I have mentioned before how little an empty nest is going to bother me.
Left overs in the fridge – oh no. Actual hot water for a shower – oh the horror. More than an eighth of a tank of gas in the car when I need to go to work – say it isn't so.
Yes there will be many benefits when the youngsters fly the coop.
My oldest will be moving out any day now (he just doesn't know it yet.) My middle one is in Grade 12 and he is looking at university and my youngest just entered the hallowed halls of high school, so the light at the end of the tunnel is still a few years off, but it is growing brighter.
Even now as my kids get older and more independent, my wife and I find we have more time for ourselves. We can actually go to a movie and not have to re-mortgage the home just to get the entire family in. Going out for dinner no longer involves clowns, grease burgers or a play area.
When the children were really young, going to a movie or anywhere else for that matter, was quite a process. We would have to book a baby sitter a week or so in advance, pick up the rented child watcher, leave a list of what is to be done, make formula, write down contact information, blood types, next of kin, genetic DNA codes and all sorts of information.
Following the evening out, I drove the baby sitter home which, depending on the sitter we were blessed enough to get that night, either took a few minutes, or more than a half hour for a round trip.
Of course when we did get home, the dog would bark, which would wake up the children which would mean we had to get them to go back to sleep which meant any relaxation gained from the evening out was somewhat diminished by the immediate return to parental duties.
As they grew older, it was a little easier to go out as not as much preparation and planning was required. Eventually the oldest one reached an age where he could look after his siblings and whole new world opened up.
Now, my children are all in their teens so they can pretty much fend for themselves. Going out consists of telling the kids, “Hey, your mom and I are going out. There's food in the fridge. Bye.”
And off we go, simple as that.
However, in a stunning development, a problem with aging children and their independence has arisen that I did not foresee: Halloween.
For the first time in roughly 17 years there will be no one trick or treating in my home.
But if no one solicits strangers for candy, and if I am not required to escort them around the neighbourhood to gather said candy, how am I supposed to collect my 20 per cent service fee?
OK, now we have a problem.
I have always loved Halloween and long believed it should be some sort of national holiday, but this year things will not be the same.
The two oldest have not wandered the streets begging for sugary treats for a few years now, and this year my youngest is not going door to door, but to a friend's Halloween party, meaning I will be without my allotted portion of sugary treats.
I could just go buy some I suppose, but where is the fun in that?

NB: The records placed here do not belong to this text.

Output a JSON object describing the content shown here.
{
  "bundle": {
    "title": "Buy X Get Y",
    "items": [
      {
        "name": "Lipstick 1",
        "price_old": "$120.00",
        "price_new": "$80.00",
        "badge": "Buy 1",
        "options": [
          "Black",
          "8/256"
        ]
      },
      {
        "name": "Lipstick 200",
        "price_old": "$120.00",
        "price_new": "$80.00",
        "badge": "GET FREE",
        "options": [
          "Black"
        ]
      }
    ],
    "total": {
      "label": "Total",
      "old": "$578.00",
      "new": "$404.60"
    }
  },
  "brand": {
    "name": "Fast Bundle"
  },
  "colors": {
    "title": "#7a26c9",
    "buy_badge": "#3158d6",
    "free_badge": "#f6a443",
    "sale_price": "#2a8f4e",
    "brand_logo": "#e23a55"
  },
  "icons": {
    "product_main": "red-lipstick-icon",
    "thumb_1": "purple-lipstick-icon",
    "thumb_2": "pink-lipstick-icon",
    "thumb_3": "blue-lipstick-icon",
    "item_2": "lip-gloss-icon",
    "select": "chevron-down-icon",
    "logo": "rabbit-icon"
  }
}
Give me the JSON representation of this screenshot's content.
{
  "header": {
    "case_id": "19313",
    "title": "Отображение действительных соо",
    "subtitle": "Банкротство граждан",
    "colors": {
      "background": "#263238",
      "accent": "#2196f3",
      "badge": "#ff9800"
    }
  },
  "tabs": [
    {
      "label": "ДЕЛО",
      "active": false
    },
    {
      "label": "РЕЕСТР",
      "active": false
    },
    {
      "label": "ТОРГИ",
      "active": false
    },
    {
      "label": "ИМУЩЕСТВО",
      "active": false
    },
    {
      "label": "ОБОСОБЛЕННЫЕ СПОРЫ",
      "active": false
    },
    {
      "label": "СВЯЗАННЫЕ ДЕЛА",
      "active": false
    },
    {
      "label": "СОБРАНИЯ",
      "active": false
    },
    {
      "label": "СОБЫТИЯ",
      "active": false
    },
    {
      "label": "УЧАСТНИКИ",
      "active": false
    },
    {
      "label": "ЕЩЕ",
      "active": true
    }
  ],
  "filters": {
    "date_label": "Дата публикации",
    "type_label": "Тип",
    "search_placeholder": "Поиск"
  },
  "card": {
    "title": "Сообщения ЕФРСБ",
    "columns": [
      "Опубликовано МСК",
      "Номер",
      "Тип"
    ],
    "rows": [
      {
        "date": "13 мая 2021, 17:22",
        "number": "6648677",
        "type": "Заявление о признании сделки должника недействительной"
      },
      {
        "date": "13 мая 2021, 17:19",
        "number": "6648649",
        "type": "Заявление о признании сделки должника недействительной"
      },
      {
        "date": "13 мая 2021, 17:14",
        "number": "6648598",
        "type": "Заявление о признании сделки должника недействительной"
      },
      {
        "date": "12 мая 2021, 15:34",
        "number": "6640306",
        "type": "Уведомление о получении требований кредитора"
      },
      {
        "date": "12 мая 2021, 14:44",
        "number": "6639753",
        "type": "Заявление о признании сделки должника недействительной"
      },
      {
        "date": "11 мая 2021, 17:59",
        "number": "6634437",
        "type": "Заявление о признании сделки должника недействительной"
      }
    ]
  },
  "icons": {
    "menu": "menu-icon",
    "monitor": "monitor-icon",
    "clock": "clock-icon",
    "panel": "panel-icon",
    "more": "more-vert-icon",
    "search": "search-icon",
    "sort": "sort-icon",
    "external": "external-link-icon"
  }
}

Where's the thrill of looking through the loot bag to see what all 'we' collected?
It just won't be the same.
My middle-aged waist line does not need the candy influx so I guess this is one of nature's ways of keeping me from getting flabby, well flabby-er anyway.